Records for this task:
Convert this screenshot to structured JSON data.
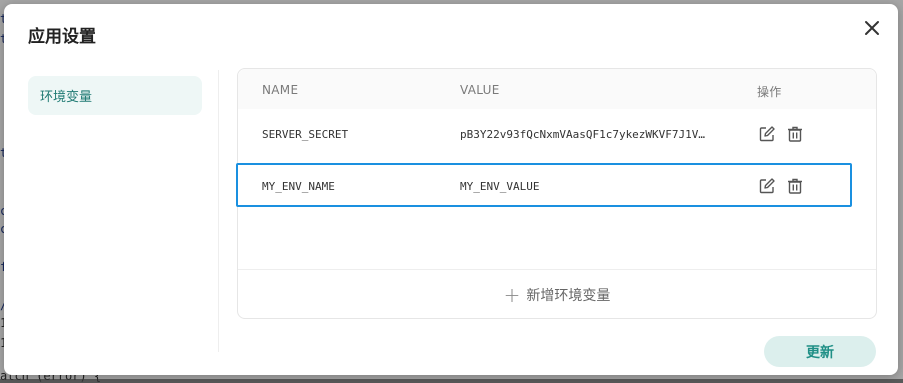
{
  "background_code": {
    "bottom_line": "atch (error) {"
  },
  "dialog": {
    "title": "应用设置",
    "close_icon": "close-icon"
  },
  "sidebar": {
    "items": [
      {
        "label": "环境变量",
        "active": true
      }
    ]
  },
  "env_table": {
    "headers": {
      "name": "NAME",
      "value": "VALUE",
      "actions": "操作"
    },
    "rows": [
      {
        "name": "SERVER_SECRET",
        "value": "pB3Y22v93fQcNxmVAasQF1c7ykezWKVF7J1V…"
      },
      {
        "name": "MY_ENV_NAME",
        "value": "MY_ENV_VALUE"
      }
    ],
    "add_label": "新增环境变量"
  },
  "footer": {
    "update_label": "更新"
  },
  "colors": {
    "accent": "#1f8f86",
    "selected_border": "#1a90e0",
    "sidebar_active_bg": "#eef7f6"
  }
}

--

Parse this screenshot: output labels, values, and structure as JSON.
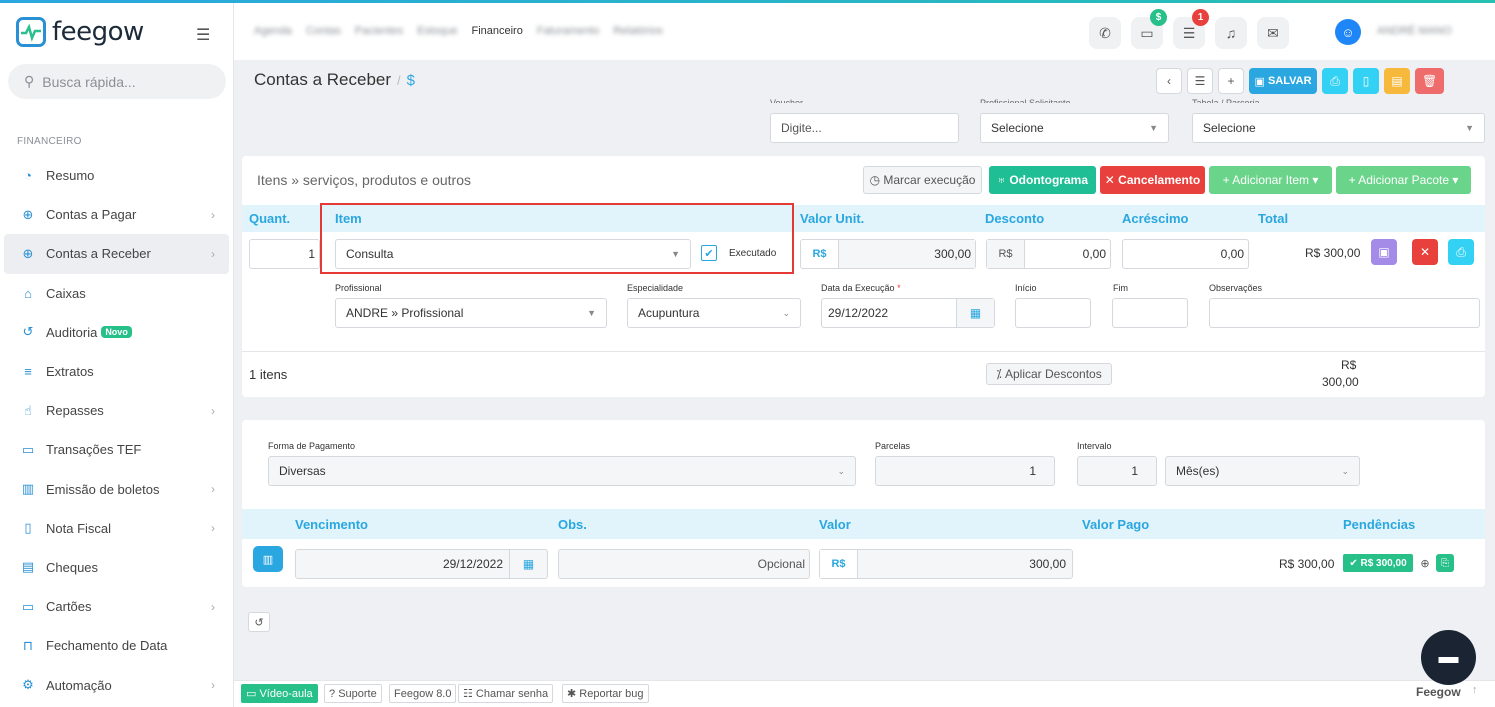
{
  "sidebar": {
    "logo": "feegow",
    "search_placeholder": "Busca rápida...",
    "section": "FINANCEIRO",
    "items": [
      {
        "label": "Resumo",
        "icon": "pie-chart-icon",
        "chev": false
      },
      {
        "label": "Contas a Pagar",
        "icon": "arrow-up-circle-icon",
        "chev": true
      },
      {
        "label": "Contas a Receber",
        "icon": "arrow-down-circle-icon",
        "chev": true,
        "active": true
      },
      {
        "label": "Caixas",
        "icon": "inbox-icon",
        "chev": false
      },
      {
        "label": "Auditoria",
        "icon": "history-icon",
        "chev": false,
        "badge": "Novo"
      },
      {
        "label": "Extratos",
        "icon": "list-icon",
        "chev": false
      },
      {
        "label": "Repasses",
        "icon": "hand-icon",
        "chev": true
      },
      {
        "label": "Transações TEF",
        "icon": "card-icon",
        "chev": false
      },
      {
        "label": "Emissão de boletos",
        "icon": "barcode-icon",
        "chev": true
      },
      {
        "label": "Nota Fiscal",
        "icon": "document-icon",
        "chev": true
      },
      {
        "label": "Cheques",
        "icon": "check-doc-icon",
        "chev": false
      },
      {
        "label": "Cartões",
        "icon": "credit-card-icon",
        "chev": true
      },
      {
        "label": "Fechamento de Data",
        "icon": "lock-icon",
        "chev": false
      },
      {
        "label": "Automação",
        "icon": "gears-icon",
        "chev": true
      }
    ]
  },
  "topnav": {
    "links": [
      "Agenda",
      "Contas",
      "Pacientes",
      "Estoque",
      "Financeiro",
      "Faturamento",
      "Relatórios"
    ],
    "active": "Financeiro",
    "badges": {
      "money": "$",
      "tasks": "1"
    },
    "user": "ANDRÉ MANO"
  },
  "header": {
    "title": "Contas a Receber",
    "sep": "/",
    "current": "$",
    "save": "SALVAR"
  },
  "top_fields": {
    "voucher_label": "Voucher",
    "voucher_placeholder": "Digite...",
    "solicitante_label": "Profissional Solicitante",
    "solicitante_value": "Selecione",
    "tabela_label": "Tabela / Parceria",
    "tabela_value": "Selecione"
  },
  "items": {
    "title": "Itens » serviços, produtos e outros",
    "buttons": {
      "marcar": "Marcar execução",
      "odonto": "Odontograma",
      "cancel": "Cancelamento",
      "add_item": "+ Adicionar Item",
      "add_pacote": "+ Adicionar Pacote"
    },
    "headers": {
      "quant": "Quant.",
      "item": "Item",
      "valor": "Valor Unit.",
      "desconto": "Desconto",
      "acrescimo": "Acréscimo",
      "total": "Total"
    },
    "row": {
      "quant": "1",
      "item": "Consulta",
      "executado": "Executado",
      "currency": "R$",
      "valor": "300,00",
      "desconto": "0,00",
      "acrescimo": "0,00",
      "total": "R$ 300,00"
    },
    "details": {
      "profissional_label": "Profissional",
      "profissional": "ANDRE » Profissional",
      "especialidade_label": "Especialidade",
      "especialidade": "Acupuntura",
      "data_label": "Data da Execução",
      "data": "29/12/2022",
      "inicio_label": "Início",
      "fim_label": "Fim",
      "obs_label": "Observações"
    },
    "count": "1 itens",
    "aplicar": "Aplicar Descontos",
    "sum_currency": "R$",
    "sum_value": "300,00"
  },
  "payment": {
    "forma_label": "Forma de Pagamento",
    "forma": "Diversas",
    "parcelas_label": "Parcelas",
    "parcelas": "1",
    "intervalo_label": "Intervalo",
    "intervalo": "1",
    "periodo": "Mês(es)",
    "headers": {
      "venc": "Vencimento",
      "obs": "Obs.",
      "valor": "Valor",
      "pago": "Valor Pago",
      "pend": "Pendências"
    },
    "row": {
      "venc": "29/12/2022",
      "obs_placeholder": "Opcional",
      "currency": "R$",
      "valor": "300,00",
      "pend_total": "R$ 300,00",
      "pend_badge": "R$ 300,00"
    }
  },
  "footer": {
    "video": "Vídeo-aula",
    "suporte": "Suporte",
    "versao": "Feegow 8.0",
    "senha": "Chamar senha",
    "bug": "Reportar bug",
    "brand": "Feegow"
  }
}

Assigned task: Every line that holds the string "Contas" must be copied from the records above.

Worked solution:
        "label": "Contas a Pagar",
        "label": "Contas a Receber",
      "Contas",
    "title": "Contas a Receber",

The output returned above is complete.